Data records:

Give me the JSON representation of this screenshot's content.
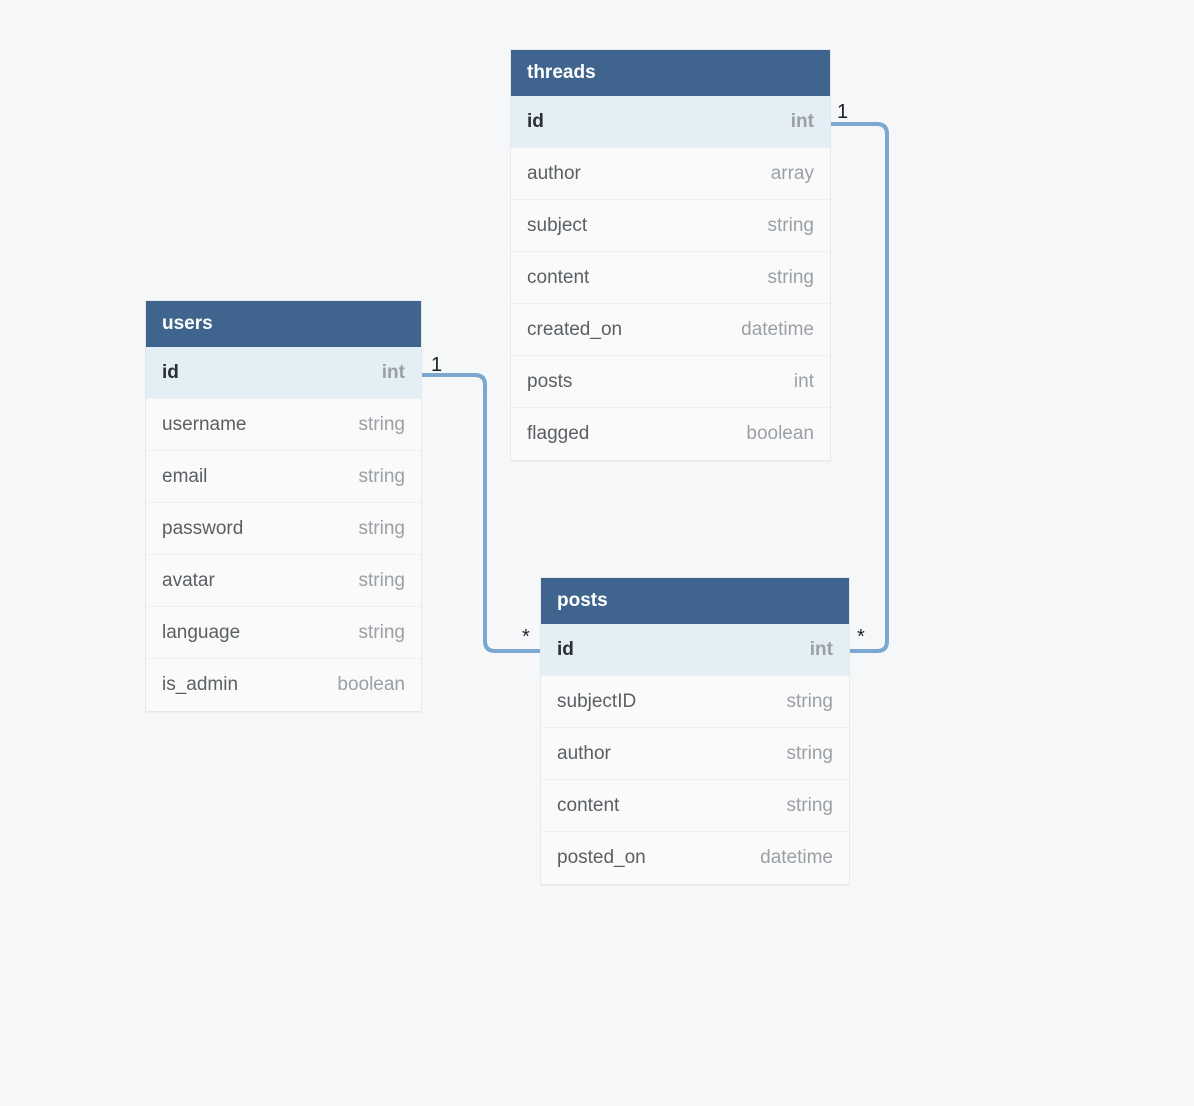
{
  "entities": {
    "users": {
      "title": "users",
      "fields": [
        {
          "name": "id",
          "type": "int",
          "pk": true
        },
        {
          "name": "username",
          "type": "string"
        },
        {
          "name": "email",
          "type": "string"
        },
        {
          "name": "password",
          "type": "string"
        },
        {
          "name": "avatar",
          "type": "string"
        },
        {
          "name": "language",
          "type": "string"
        },
        {
          "name": "is_admin",
          "type": "boolean"
        }
      ]
    },
    "threads": {
      "title": "threads",
      "fields": [
        {
          "name": "id",
          "type": "int",
          "pk": true
        },
        {
          "name": "author",
          "type": "array"
        },
        {
          "name": "subject",
          "type": "string"
        },
        {
          "name": "content",
          "type": "string"
        },
        {
          "name": "created_on",
          "type": "datetime"
        },
        {
          "name": "posts",
          "type": "int"
        },
        {
          "name": "flagged",
          "type": "boolean"
        }
      ]
    },
    "posts": {
      "title": "posts",
      "fields": [
        {
          "name": "id",
          "type": "int",
          "pk": true
        },
        {
          "name": "subjectID",
          "type": "string"
        },
        {
          "name": "author",
          "type": "string"
        },
        {
          "name": "content",
          "type": "string"
        },
        {
          "name": "posted_on",
          "type": "datetime"
        }
      ]
    }
  },
  "relationships": [
    {
      "from": "users.id",
      "from_card": "1",
      "to": "posts.id",
      "to_card": "*"
    },
    {
      "from": "threads.id",
      "from_card": "1",
      "to": "posts.id",
      "to_card": "*"
    }
  ],
  "cardinality_labels": {
    "users_one": "1",
    "posts_many_left": "*",
    "threads_one": "1",
    "posts_many_right": "*"
  }
}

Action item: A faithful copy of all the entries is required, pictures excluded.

Answer:
Give me the JSON representation of this screenshot's content.
{
  "entities": {
    "users": {
      "title": "users",
      "fields": [
        {
          "name": "id",
          "type": "int",
          "pk": true
        },
        {
          "name": "username",
          "type": "string"
        },
        {
          "name": "email",
          "type": "string"
        },
        {
          "name": "password",
          "type": "string"
        },
        {
          "name": "avatar",
          "type": "string"
        },
        {
          "name": "language",
          "type": "string"
        },
        {
          "name": "is_admin",
          "type": "boolean"
        }
      ]
    },
    "threads": {
      "title": "threads",
      "fields": [
        {
          "name": "id",
          "type": "int",
          "pk": true
        },
        {
          "name": "author",
          "type": "array"
        },
        {
          "name": "subject",
          "type": "string"
        },
        {
          "name": "content",
          "type": "string"
        },
        {
          "name": "created_on",
          "type": "datetime"
        },
        {
          "name": "posts",
          "type": "int"
        },
        {
          "name": "flagged",
          "type": "boolean"
        }
      ]
    },
    "posts": {
      "title": "posts",
      "fields": [
        {
          "name": "id",
          "type": "int",
          "pk": true
        },
        {
          "name": "subjectID",
          "type": "string"
        },
        {
          "name": "author",
          "type": "string"
        },
        {
          "name": "content",
          "type": "string"
        },
        {
          "name": "posted_on",
          "type": "datetime"
        }
      ]
    }
  },
  "relationships": [
    {
      "from": "users.id",
      "from_card": "1",
      "to": "posts.id",
      "to_card": "*"
    },
    {
      "from": "threads.id",
      "from_card": "1",
      "to": "posts.id",
      "to_card": "*"
    }
  ],
  "cardinality_labels": {
    "users_one": "1",
    "posts_many_left": "*",
    "threads_one": "1",
    "posts_many_right": "*"
  }
}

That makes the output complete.